Title: Wheels of Change: How Women Rode the Bicycle to Freedom (With a Few Flat Tires Along the Way)
Author: Macy, Sue
Length: 96 pages
Genre: Non-Fiction, Young Adult, History
Publisher / Year: National Geographic Children’s Books / 2011
Source: Purchased from Amazon.
Why I Read It: I’ve been biking more locally, and this looked like an interesting look at the history of women biking.
Date Read: 16/06/12
“Let me tell you what I think of bicycling. I think it has done more to emancipate women than anything else in the world. I stand and rejoice every time I see a woman ride by on a wheel.” Susan B Anthony in “Champion of Her Sex” by Nellie Bly, New York World, February 2, 1896 (page 77)
In this book Macy has compiled a history of the bicycle as it relates to women. She covers the early history of bicycling, advancements in the bikes themselves (and the various names they’ve had through the years!), racing and women racing, clothing, road conditions, and more. It may surprise many to hear how much history can actually be traced back to the bicycle. Road ways were improved for them, women’s clothing restrictions lessened, women could exercise more, women had more freedom to come and go, and more. Of course, there were also people who were vocally against the bicycle for women. The book contains many quotes from both sides of the debate, some of which I’ve shared through this review.
“Many a girl has come to her ruin through a spin on a country road.” Charlotte Smith, Brooklyn Eagle, August 20, 2896 (page 28)
Also included throughout the book are images from the time of women bicycling and many images from advertisements. These images and excerpts give the book a fun and engaging feel while still being informative. Macy covers quite a bit of the early history in the United States and includes many materials from the time. The book is well-researched and also well-written.
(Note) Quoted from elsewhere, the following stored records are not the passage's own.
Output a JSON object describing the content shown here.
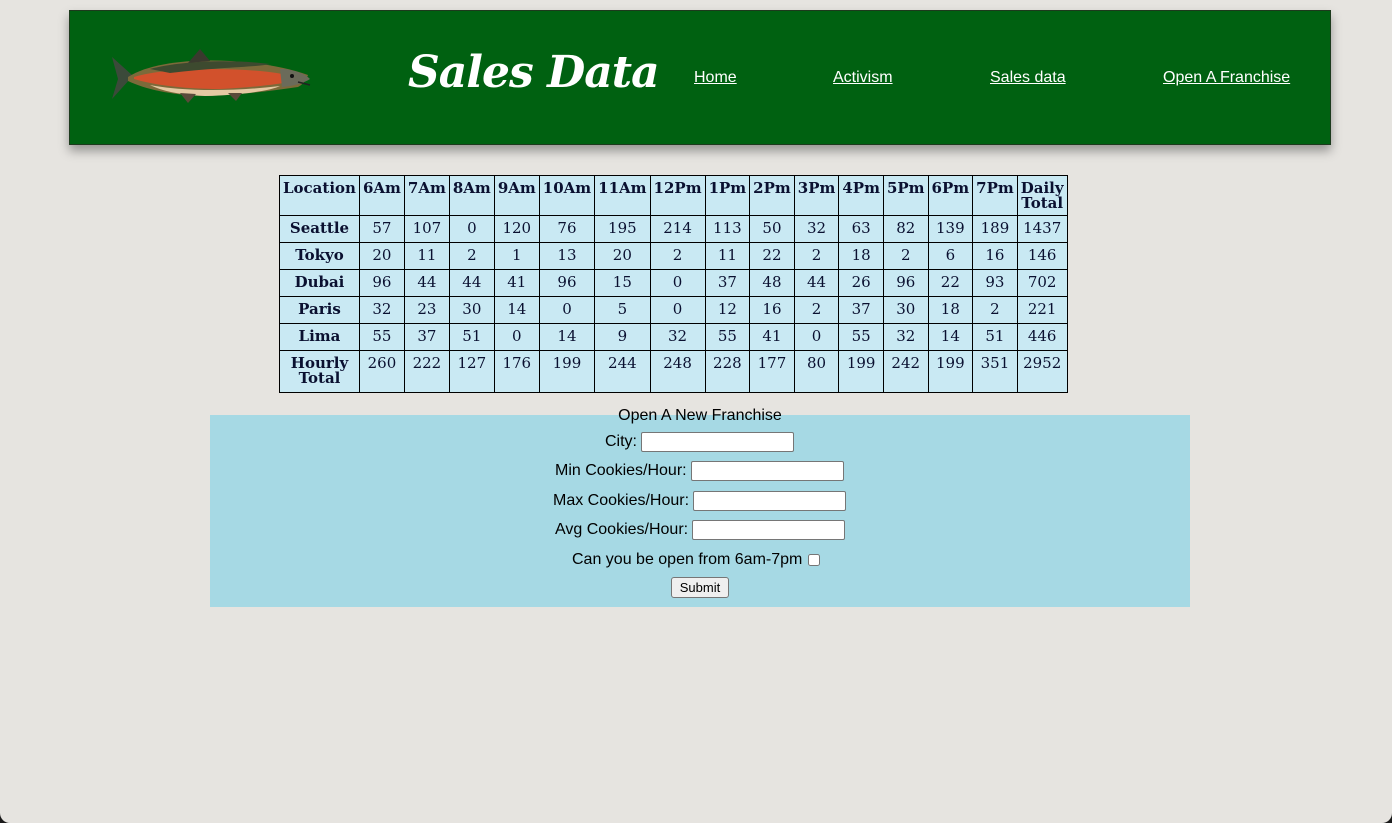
{
  "header": {
    "title": "Sales Data",
    "logo": "salmon-fish-logo",
    "nav": [
      "Home",
      "Activism",
      "Sales data",
      "Open A Franchise"
    ],
    "bg_color": "#006111"
  },
  "sales_table": {
    "columns": [
      "Location",
      "6Am",
      "7Am",
      "8Am",
      "9Am",
      "10Am",
      "11Am",
      "12Pm",
      "1Pm",
      "2Pm",
      "3Pm",
      "4Pm",
      "5Pm",
      "6Pm",
      "7Pm",
      "Daily Total"
    ],
    "rows": [
      {
        "location": "Seattle",
        "values": [
          "57",
          "107",
          "0",
          "120",
          "76",
          "195",
          "214",
          "113",
          "50",
          "32",
          "63",
          "82",
          "139",
          "189",
          "1437"
        ]
      },
      {
        "location": "Tokyo",
        "values": [
          "20",
          "11",
          "2",
          "1",
          "13",
          "20",
          "2",
          "11",
          "22",
          "2",
          "18",
          "2",
          "6",
          "16",
          "146"
        ]
      },
      {
        "location": "Dubai",
        "values": [
          "96",
          "44",
          "44",
          "41",
          "96",
          "15",
          "0",
          "37",
          "48",
          "44",
          "26",
          "96",
          "22",
          "93",
          "702"
        ]
      },
      {
        "location": "Paris",
        "values": [
          "32",
          "23",
          "30",
          "14",
          "0",
          "5",
          "0",
          "12",
          "16",
          "2",
          "37",
          "30",
          "18",
          "2",
          "221"
        ]
      },
      {
        "location": "Lima",
        "values": [
          "55",
          "37",
          "51",
          "0",
          "14",
          "9",
          "32",
          "55",
          "41",
          "0",
          "55",
          "32",
          "14",
          "51",
          "446"
        ]
      }
    ],
    "footer": {
      "label": "Hourly Total",
      "values": [
        "260",
        "222",
        "127",
        "176",
        "199",
        "244",
        "248",
        "228",
        "177",
        "80",
        "199",
        "242",
        "199",
        "351",
        "2952"
      ]
    },
    "bg_color": "#c9e9f3"
  },
  "form": {
    "title": "Open A New Franchise",
    "city_label": "City:",
    "city_value": "",
    "min_label": "Min Cookies/Hour:",
    "min_value": "",
    "max_label": "Max Cookies/Hour:",
    "max_value": "",
    "avg_label": "Avg Cookies/Hour:",
    "avg_value": "",
    "open_label": "Can you be open from 6am-7pm",
    "open_checked": false,
    "submit_label": "Submit",
    "bg_color": "#a6d9e4"
  }
}
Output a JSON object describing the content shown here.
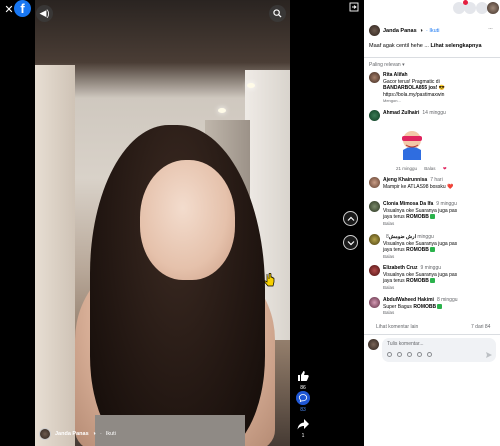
{
  "video": {
    "author_name": "Janda Panas",
    "follow_label": "Ikuti",
    "likes_count": "86",
    "comments_count": "83",
    "shares_count": "1"
  },
  "post": {
    "author_name": "Janda Panas",
    "follow_label": "· Ikuti",
    "caption_text": "Maaf agak centil hehe ...",
    "see_more_label": "Lihat selengkapnya",
    "more_label": "···"
  },
  "comments_section": {
    "sort_label": "Paling relevan ▾",
    "more_comments_label": "Lihat komentar lain",
    "count_label": "7 dari 84",
    "placeholder": "Tulis komentar..."
  },
  "comments": [
    {
      "name": "Rita Alifah",
      "line1": "Gacor terus! Pragmatic di",
      "line2": "BANDARBOLA855 jos! 😎",
      "line3": "https://bola.my/pastimaxwin",
      "line4": "Mengon..."
    },
    {
      "name": "Ahmad Zulhairi",
      "time": "14 minggu"
    },
    {
      "time": "21 minggu",
      "reply": "Balas"
    },
    {
      "name": "Ajeng Khairunnisa",
      "time": "7 hari",
      "text": "Mampir ke ATLAS98 bossku ❤️"
    },
    {
      "name": "Clonia Mimosa Da Ifa",
      "time": "9 minggu",
      "text1": "Visualnya oke Suaranya juga pas",
      "text2": "jaya terus",
      "tag": "ROMOBB"
    },
    {
      "name": "ارش ضومش",
      "time": "8 minggu",
      "text1": "Visualnya oke Suaranya juga pas",
      "text2": "jaya terus",
      "tag": "ROMOBB"
    },
    {
      "name": "Elizabeth Cruz",
      "time": "9 minggu",
      "text1": "Visualnya oke Suaranya juga pas",
      "text2": "jaya terus",
      "tag": "ROMOBB"
    },
    {
      "name": "AbdulWaheed Hakimi",
      "time": "8 minggu",
      "text": "Super Bagus",
      "tag": "ROMOBB"
    }
  ],
  "actions": {
    "reply": "Balas"
  },
  "colors": {
    "accent": "#1877f2",
    "panel_bg": "#ffffff",
    "comment_bubble": "#f0f2f5"
  }
}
As with many of the non-fiction books coming from the US, my main issue was that the book was heavily US focused. Although Britain was mentioned a couple of times in passing, as the source of many of the advancements, the people who were discussed were the Americans who brought the advancements in bicycling to the US or manufactured them locally rather than those whose ideas originated the advancements. The rest of us (read: non-Americans) can read the book and enjoy it, but we certainly won’t find much about bicycling outside of the US.
Elizabeth Cady Stanton wrote that the bicycle taught “an equality in social relations without distinction as to color or previous conditions of servitude.” (page 81)
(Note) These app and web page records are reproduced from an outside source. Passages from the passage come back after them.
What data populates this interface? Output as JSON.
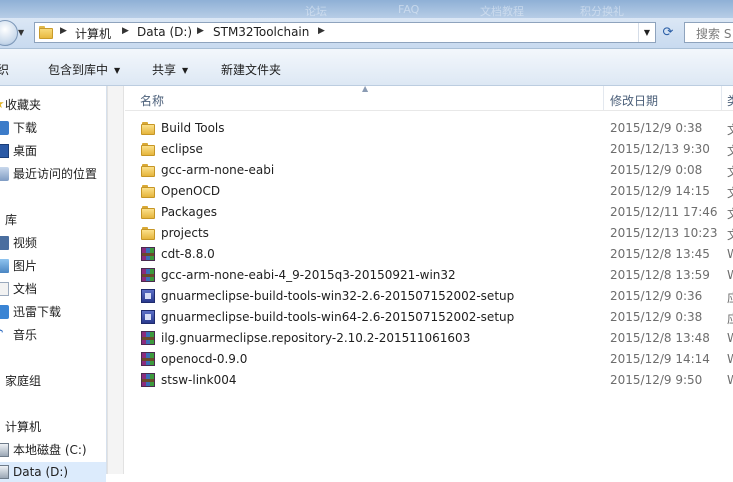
{
  "window": {
    "top_strip_faded": [
      "论坛",
      "FAQ",
      "文档教程",
      "积分换礼"
    ]
  },
  "address": {
    "crumbs": [
      "计算机",
      "Data (D:)",
      "STM32Toolchain"
    ],
    "search_placeholder": "搜索 S"
  },
  "toolbar": {
    "organize_tail": "织",
    "include_library": "包含到库中",
    "share": "共享",
    "new_folder": "新建文件夹"
  },
  "sidebar": {
    "items": [
      {
        "label": "收藏夹",
        "icon": "star-icon"
      },
      {
        "label": "下载",
        "icon": "download-folder-icon"
      },
      {
        "label": "桌面",
        "icon": "desktop-icon"
      },
      {
        "label": "最近访问的位置",
        "icon": "recent-places-icon"
      },
      {
        "label": "库",
        "icon": "libraries-icon"
      },
      {
        "label": "视频",
        "icon": "video-library-icon"
      },
      {
        "label": "图片",
        "icon": "pictures-library-icon"
      },
      {
        "label": "文档",
        "icon": "documents-library-icon"
      },
      {
        "label": "迅雷下载",
        "icon": "thunder-download-icon"
      },
      {
        "label": "音乐",
        "icon": "music-library-icon"
      },
      {
        "label": "家庭组",
        "icon": "homegroup-icon"
      },
      {
        "label": "计算机",
        "icon": "computer-icon"
      },
      {
        "label": "本地磁盘 (C:)",
        "icon": "drive-icon"
      },
      {
        "label": "Data (D:)",
        "icon": "drive-icon"
      }
    ]
  },
  "columns": {
    "name": "名称",
    "date": "修改日期",
    "type_tail": "类"
  },
  "files": [
    {
      "name": "Build Tools",
      "date": "2015/12/9 0:38",
      "type": "文",
      "icon": "folder"
    },
    {
      "name": "eclipse",
      "date": "2015/12/13 9:30",
      "type": "文",
      "icon": "folder"
    },
    {
      "name": "gcc-arm-none-eabi",
      "date": "2015/12/9 0:08",
      "type": "文",
      "icon": "folder"
    },
    {
      "name": "OpenOCD",
      "date": "2015/12/9 14:15",
      "type": "文",
      "icon": "folder"
    },
    {
      "name": "Packages",
      "date": "2015/12/11 17:46",
      "type": "文",
      "icon": "folder"
    },
    {
      "name": "projects",
      "date": "2015/12/13 10:23",
      "type": "文",
      "icon": "folder"
    },
    {
      "name": "cdt-8.8.0",
      "date": "2015/12/8 13:45",
      "type": "W",
      "icon": "rar"
    },
    {
      "name": "gcc-arm-none-eabi-4_9-2015q3-20150921-win32",
      "date": "2015/12/8 13:59",
      "type": "W",
      "icon": "rar"
    },
    {
      "name": "gnuarmeclipse-build-tools-win32-2.6-201507152002-setup",
      "date": "2015/12/9 0:36",
      "type": "应",
      "icon": "exe"
    },
    {
      "name": "gnuarmeclipse-build-tools-win64-2.6-201507152002-setup",
      "date": "2015/12/9 0:38",
      "type": "应",
      "icon": "exe"
    },
    {
      "name": "ilg.gnuarmeclipse.repository-2.10.2-201511061603",
      "date": "2015/12/8 13:48",
      "type": "W",
      "icon": "rar"
    },
    {
      "name": "openocd-0.9.0",
      "date": "2015/12/9 14:14",
      "type": "W",
      "icon": "rar"
    },
    {
      "name": "stsw-link004",
      "date": "2015/12/9 9:50",
      "type": "W",
      "icon": "rar"
    }
  ]
}
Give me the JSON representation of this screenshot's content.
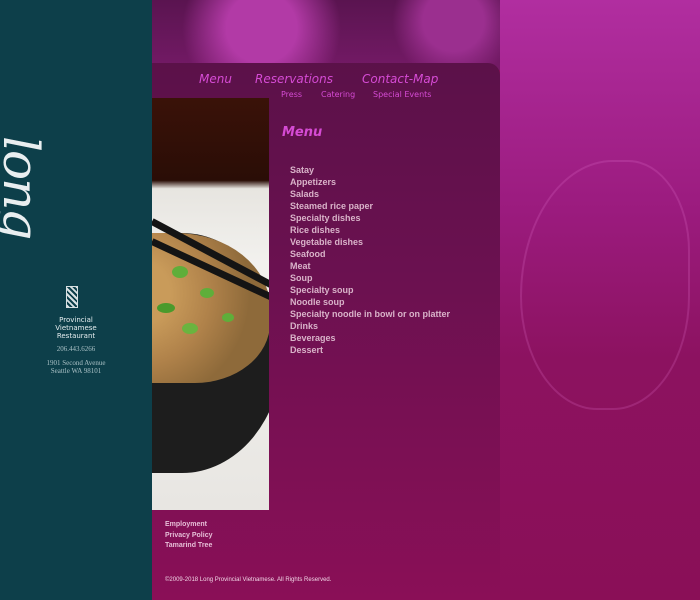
{
  "colors": {
    "sidebar": "#0d3f4a",
    "background": "#8a0f57",
    "accent": "#d54bd4",
    "menu_text": "#d9b3c9"
  },
  "brand": {
    "logo_text": "long",
    "tagline": [
      "Provincial",
      "Vietnamese",
      "Restaurant"
    ],
    "phone": "206.443.6266",
    "address_line1": "1901 Second Avenue",
    "address_line2": "Seattle WA 98101"
  },
  "nav": {
    "primary": [
      "Menu",
      "Reservations",
      "Contact-Map"
    ],
    "secondary": [
      "Press",
      "Catering",
      "Special Events"
    ]
  },
  "page": {
    "title": "Menu",
    "items": [
      "Satay",
      "Appetizers",
      "Salads",
      "Steamed rice paper",
      "Specialty dishes",
      "Rice dishes",
      "Vegetable dishes",
      "Seafood",
      "Meat",
      "Soup",
      "Specialty soup",
      "Noodle soup",
      "Specialty noodle in bowl or on platter",
      "Drinks",
      "Beverages",
      "Dessert"
    ]
  },
  "footer": {
    "links": [
      "Employment",
      "Privacy Policy",
      "Tamarind Tree"
    ],
    "copyright": "©2009-2018 Long Provincial Vietnamese. All Rights Reserved."
  }
}
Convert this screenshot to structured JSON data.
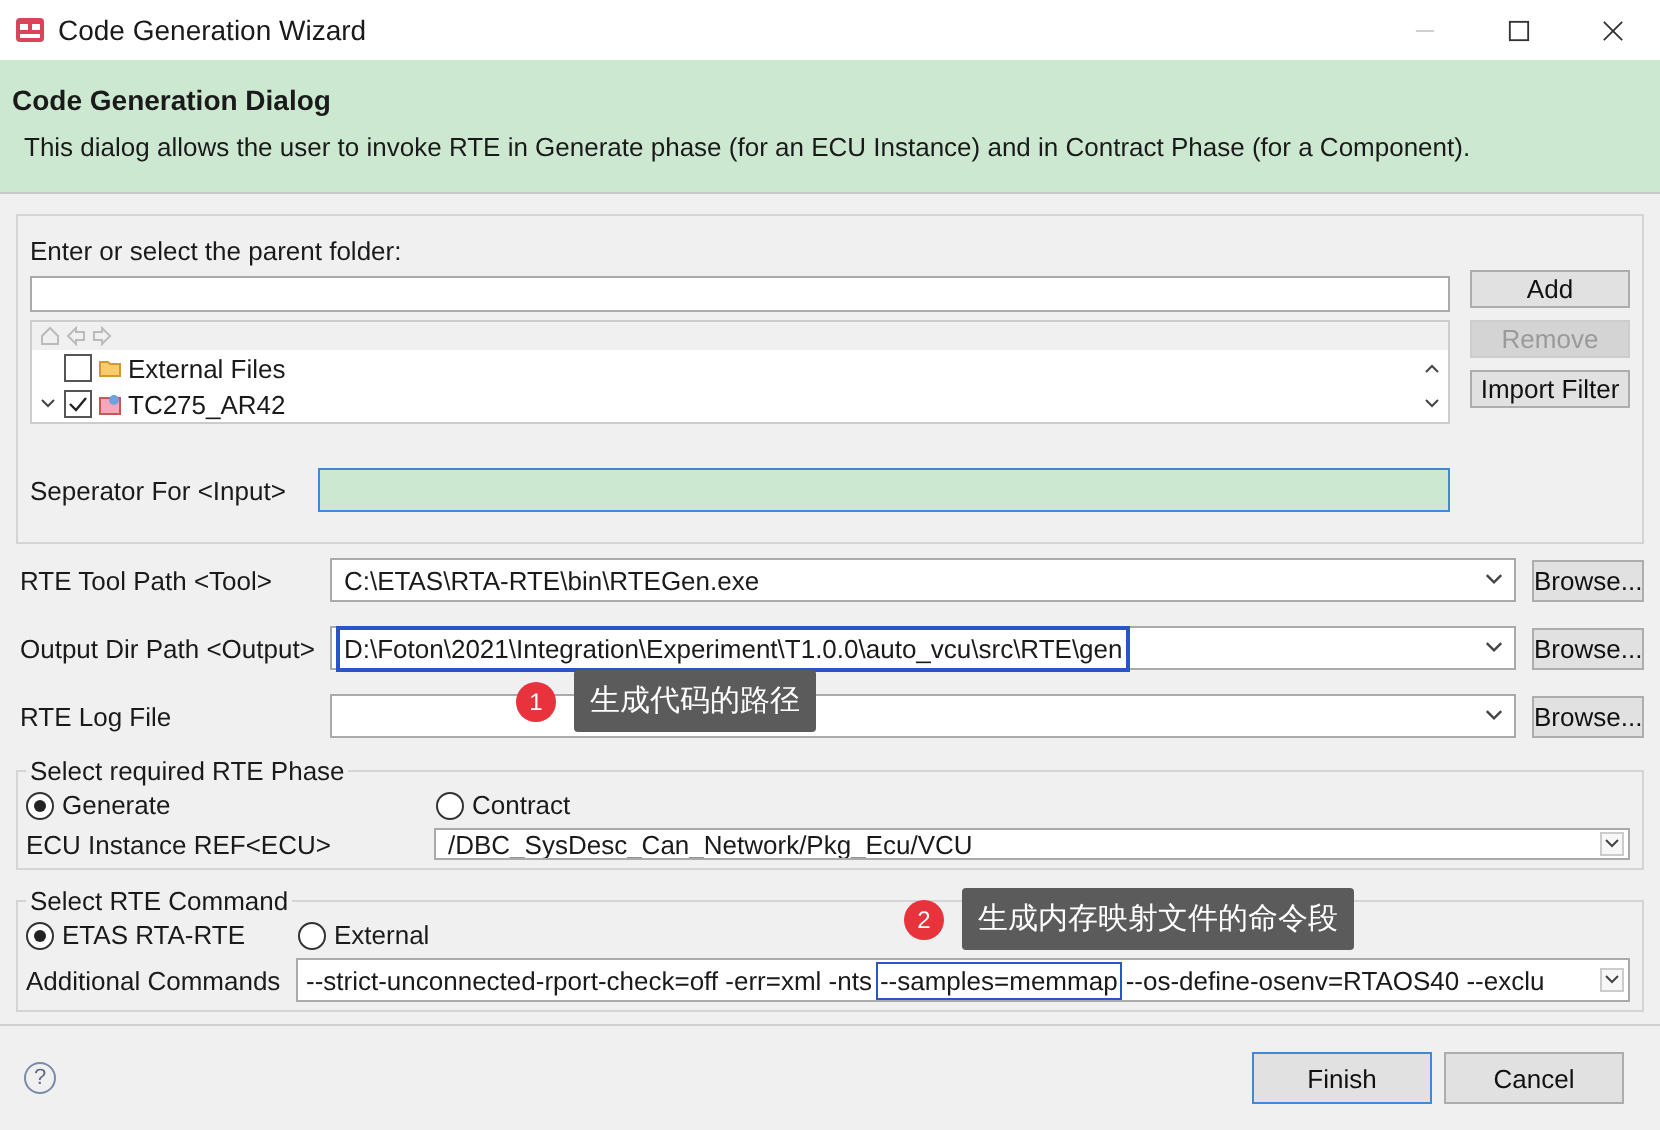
{
  "window": {
    "title": "Code Generation Wizard"
  },
  "header": {
    "title": "Code Generation Dialog",
    "description": "This dialog allows the user to invoke RTE in Generate phase (for an ECU Instance) and in Contract Phase (for a Component)."
  },
  "folder_section": {
    "label": "Enter or select the parent folder:",
    "tree": [
      {
        "kind": "folder",
        "label": "External Files",
        "checked": false
      },
      {
        "kind": "project",
        "label": "TC275_AR42",
        "checked": true,
        "expanded": true
      }
    ],
    "buttons": [
      {
        "label": "Add",
        "disabled": false
      },
      {
        "label": "Remove",
        "disabled": true
      },
      {
        "label": "Import Filter",
        "disabled": false
      }
    ],
    "separator": {
      "label": "Seperator For <Input>",
      "focused": true
    }
  },
  "paths": [
    {
      "label": "RTE Tool Path <Tool>",
      "value": "C:\\ETAS\\RTA-RTE\\bin\\RTEGen.exe",
      "button": "Browse..."
    },
    {
      "label": "Output Dir Path <Output>",
      "value": "D:\\Foton\\2021\\Integration\\Experiment\\T1.0.0\\auto_vcu\\src\\RTE\\gen",
      "highlighted": true,
      "button": "Browse..."
    },
    {
      "label": "RTE Log File",
      "button": "Browse..."
    }
  ],
  "phase_group": {
    "legend": "Select required RTE Phase",
    "options": [
      {
        "label": "Generate",
        "selected": true
      },
      {
        "label": "Contract",
        "selected": false
      }
    ],
    "ecu_label": "ECU Instance REF<ECU>",
    "ecu_value": "/DBC_SysDesc_Can_Network/Pkg_Ecu/VCU"
  },
  "command_group": {
    "legend": "Select RTE Command",
    "options": [
      {
        "label": "ETAS RTA-RTE",
        "selected": true
      },
      {
        "label": "External",
        "selected": false
      }
    ],
    "commands_label": "Additional Commands",
    "command_parts": [
      {
        "text": "--strict-unconnected-rport-check=off -err=xml -nts",
        "highlighted": false
      },
      {
        "text": "--samples=memmap",
        "highlighted": true
      },
      {
        "text": "--os-define-osenv=RTAOS40 --exclu",
        "highlighted": false
      }
    ]
  },
  "help": "?",
  "footer_buttons": [
    {
      "label": "Finish",
      "default": true
    },
    {
      "label": "Cancel",
      "default": false
    }
  ],
  "annotations": [
    {
      "number": "1",
      "text": "生成代码的路径"
    },
    {
      "number": "2",
      "text": "生成内存映射文件的命令段"
    }
  ]
}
Recommended for those who like history, want to know more about women and bicycling, enjoy biking, or for children and teens who want to learn a bit more about the history of the United States and the part the bicycle played in it.